Does Diabetes Cause Incontinence?

There is a known connection between diabetes and incontinence. One recent study in Norway found that incontinence affected 39 percent of women with diabetes and only 26 percent of women without diabetes.

Current estimates suggest that roughly 15 million Americans experience urinary incontinence — the involuntary loss of urine — and that up to 85% of those affected are women. And the risk of developing incontinence increases as a person ages.

Incontinence can have an enormous effect on a person's quality of life, including their emotional well-being and ability to carry out daily activities.

The exact link between diabetes and incontinence is unknown.

The four possible ways that diabetes can contribute to incontinence are:

  • obesity is a key factor in people developing Type 2 (non-insulin dependent) diabetes and it is also a major risk factor for developing incontinence. Excessive weight puts pressure and strain on the pelvic muscles, weakening them.  Weak pelvic floor muscles do not properly support the bladder and bowel leading to incontinence
  • nerve damage may be caused by poorly controlled or long-term diabetes. This nerve damage can affect the nerves that control the bowel and the bladder, resulting in incontinence
  • compromised immune system caused by diabetes can result in increased infections and a higer risk for urinary tract infections (UTIs), which, in turn, can cause incontinence
  • diabetes medications used to control Type 2 diabetes may cause loose bowel actions (diarrhea).
  • high blood sugar levels seen with diabetes can cause you to be thirsty and, thus, urinate more

The most important thing you can do to begin treating incontinence is to talk to your doctor or other medical professional. While it may be difficult to discuss this sensitive subject with your doctor, addressing the issue with him or her may lead to effective ways to manage incontinence.


Keeping your diabetes well-controlled is the best way to prevent nerve damage or further damage happening

  • Eat well: a healthy diet rich in dietary fiber to avoid constipation
  • Drink well: 1.5 – 2 liters of fluid each day helps prevent bladder irritation and constipation
  • Exercise regularly: Keep moving. Aim to exercise for 30 minutes most days. Remember that walking is great exercise.
  • Practice good toilet habits: Go to the toilet when your bladder feels full or when you get the urge for a bowel movement.

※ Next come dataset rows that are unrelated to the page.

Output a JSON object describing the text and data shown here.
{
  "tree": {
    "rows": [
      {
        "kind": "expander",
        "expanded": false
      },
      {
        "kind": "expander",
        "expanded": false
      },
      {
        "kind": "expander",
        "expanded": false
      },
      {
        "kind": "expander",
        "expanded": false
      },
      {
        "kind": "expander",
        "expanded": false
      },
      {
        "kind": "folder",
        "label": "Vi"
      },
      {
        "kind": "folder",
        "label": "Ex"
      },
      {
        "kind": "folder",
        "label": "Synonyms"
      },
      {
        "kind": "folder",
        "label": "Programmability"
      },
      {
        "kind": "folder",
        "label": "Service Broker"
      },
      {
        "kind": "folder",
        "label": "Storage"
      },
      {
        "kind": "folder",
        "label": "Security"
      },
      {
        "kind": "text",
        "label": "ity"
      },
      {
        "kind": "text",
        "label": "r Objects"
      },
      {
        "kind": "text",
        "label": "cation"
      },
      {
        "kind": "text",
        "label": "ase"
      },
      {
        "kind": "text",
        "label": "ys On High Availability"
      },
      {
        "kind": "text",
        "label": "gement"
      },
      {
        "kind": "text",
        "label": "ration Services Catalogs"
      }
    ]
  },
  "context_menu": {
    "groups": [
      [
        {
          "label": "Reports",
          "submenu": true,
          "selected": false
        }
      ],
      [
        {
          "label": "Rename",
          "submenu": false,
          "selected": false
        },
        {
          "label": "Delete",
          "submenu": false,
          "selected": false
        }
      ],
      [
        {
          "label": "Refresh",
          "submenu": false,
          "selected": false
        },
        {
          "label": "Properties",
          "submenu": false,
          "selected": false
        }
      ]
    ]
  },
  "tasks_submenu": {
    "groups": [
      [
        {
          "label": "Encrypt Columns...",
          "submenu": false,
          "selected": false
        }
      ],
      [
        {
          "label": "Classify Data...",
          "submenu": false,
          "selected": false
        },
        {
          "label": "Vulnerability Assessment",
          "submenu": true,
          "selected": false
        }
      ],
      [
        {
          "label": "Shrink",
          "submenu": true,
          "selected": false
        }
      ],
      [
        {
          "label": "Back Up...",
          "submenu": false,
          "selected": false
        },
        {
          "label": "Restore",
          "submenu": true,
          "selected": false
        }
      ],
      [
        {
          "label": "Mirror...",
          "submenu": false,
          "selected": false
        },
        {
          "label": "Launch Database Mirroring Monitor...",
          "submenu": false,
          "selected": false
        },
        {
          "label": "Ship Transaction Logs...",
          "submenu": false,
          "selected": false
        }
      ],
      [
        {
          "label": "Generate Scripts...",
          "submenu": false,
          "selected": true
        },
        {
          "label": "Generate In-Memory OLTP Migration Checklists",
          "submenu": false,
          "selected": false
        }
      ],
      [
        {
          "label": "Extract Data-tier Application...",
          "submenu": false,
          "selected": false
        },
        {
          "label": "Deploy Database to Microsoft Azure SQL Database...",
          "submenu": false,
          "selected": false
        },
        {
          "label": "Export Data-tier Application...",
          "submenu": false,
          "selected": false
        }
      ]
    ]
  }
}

Rely Medical Supply offers a wide range of high quality incontinence products to help meet your needs. For a FREE consultation with one of our Product Experts, call Rely Medical Supply today toll-free at 1-888-529-2308. Our phones are answered Monday through Friday, 8:00 am to 5:00 pm Central Standard Time. Our helpful and compassionate product experts are trained to help you select the right products for your personal needs.